━━━━━ DATA EXTRACT ━━━━━
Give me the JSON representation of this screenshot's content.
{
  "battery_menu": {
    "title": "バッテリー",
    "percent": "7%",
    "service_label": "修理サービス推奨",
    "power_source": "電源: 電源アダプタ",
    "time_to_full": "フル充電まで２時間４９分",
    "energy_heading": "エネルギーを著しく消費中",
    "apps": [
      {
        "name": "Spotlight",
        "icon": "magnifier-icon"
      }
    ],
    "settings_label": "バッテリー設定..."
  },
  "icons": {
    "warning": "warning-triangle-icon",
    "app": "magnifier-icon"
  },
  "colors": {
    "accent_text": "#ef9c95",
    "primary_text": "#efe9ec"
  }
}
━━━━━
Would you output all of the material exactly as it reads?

» **REPLY TO THE EXERCISE**
Give me the JSON representation of this screenshot's content.
{
  "battery_menu": {
    "title": "バッテリー",
    "percent": "7%",
    "service_label": "修理サービス推奨",
    "power_source": "電源: 電源アダプタ",
    "time_to_full": "フル充電まで２時間４９分",
    "energy_heading": "エネルギーを著しく消費中",
    "apps": [
      {
        "name": "Spotlight",
        "icon": "magnifier-icon"
      }
    ],
    "settings_label": "バッテリー設定..."
  },
  "icons": {
    "warning": "warning-triangle-icon",
    "app": "magnifier-icon"
  },
  "colors": {
    "accent_text": "#ef9c95",
    "primary_text": "#efe9ec"
  }
}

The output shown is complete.